### [Requirement]
Take from the listing each line that has the string "Main".

### [Supplied information]
######
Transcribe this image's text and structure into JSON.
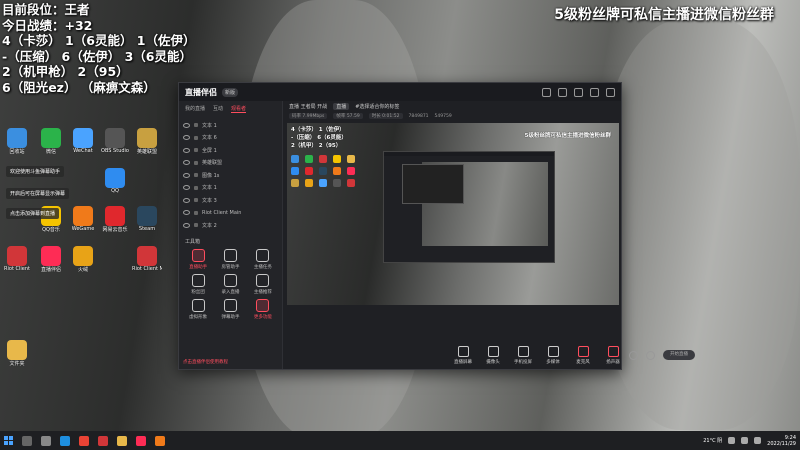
{
  "overlay": {
    "left_lines": [
      "目前段位：王者",
      "今日战绩：+32",
      "4（卡莎） 1（6灵能） 1（佐伊）",
      "-（压缩） 6（佐伊） 3（6灵能）",
      "2（机甲枪） 2（95）",
      "6（阻光ez） （麻痹文森）"
    ],
    "right_text": "5级粉丝牌可私信主播进微信粉丝群"
  },
  "desktop_icons": [
    {
      "label": "回收站",
      "color": "#3b8fe0"
    },
    {
      "label": "微信",
      "color": "#2bb34a"
    },
    {
      "label": "WeChat",
      "color": "#4aa3ff"
    },
    {
      "label": "OBS Studio",
      "color": "#555555"
    },
    {
      "label": "英雄联盟",
      "color": "#c8a040"
    },
    {
      "label": "QQ",
      "color": "#2f8cf0"
    },
    {
      "label": "网易云音乐",
      "color": "#e0282d"
    },
    {
      "label": "Steam",
      "color": "#2a475e"
    },
    {
      "label": "QQ音乐",
      "color": "#f5c400"
    },
    {
      "label": "WeGame",
      "color": "#f07a1a"
    },
    {
      "label": "Riot Client",
      "color": "#d13639"
    },
    {
      "label": "直播伴侣",
      "color": "#fe2c55"
    },
    {
      "label": "火绒",
      "color": "#e8a317"
    },
    {
      "label": "Riot Client Main",
      "color": "#d13639"
    },
    {
      "label": "文件夹",
      "color": "#e8b84a"
    }
  ],
  "app": {
    "logo": "直播伴侣",
    "badge": "新版",
    "tabs": [
      "我的直播",
      "互动",
      "观看者"
    ],
    "active_tab": "观看者",
    "scenes": [
      "文本 1",
      "文本 6",
      "全屏 1",
      "英雄联盟",
      "图像 1s",
      "文本 1",
      "文本 3",
      "Riot Client Main",
      "文本 2"
    ],
    "tools_label": "工具箱",
    "tools": [
      {
        "label": "直播助手",
        "red": true
      },
      {
        "label": "房管助手",
        "red": false
      },
      {
        "label": "主播任务",
        "red": false
      },
      {
        "label": "粉丝团",
        "red": false
      },
      {
        "label": "录入直播",
        "red": false
      },
      {
        "label": "主播推荐",
        "red": false
      },
      {
        "label": "虚拟形象",
        "red": false
      },
      {
        "label": "弹幕助手",
        "red": false
      },
      {
        "label": "更多功能",
        "red": true
      }
    ],
    "sidebar_footer": "点击直播伴侣使用教程",
    "info": {
      "host": "直播 王者局 开战",
      "tag": "直播",
      "category": "#选择适合你的标签"
    },
    "stats": {
      "bitrate": "码率 7.99Mbps",
      "fps": "帧率 57.59",
      "time": "时长 0:01:52",
      "followers": "7849871",
      "likes": "549759"
    },
    "preview_overlay": "5级粉丝牌可私信主播进微信粉丝群",
    "preview_lines": [
      "4（卡莎） 1（佐伊）",
      "-（压缩） 6（6灵能）",
      "2（机甲） 2（95）"
    ],
    "bottom_items": [
      {
        "label": "直播屏幕",
        "red": false
      },
      {
        "label": "摄像头",
        "red": false
      },
      {
        "label": "手机投屏",
        "red": false
      },
      {
        "label": "多媒体",
        "red": false
      },
      {
        "label": "麦克风",
        "red": true
      },
      {
        "label": "扬声器",
        "red": true
      }
    ],
    "start_label": "开始直播"
  },
  "toasts": [
    "欢迎使用斗鱼弹幕助手",
    "开启后可在屏幕显示弹幕",
    "点击添加弹幕到直播"
  ],
  "taskbar": {
    "time": "9:24",
    "date": "2022/11/29",
    "weather": "21°C 阴"
  }
}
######
### [Exercise output]
      "label": "Riot Client Main",
      "Riot Client Main",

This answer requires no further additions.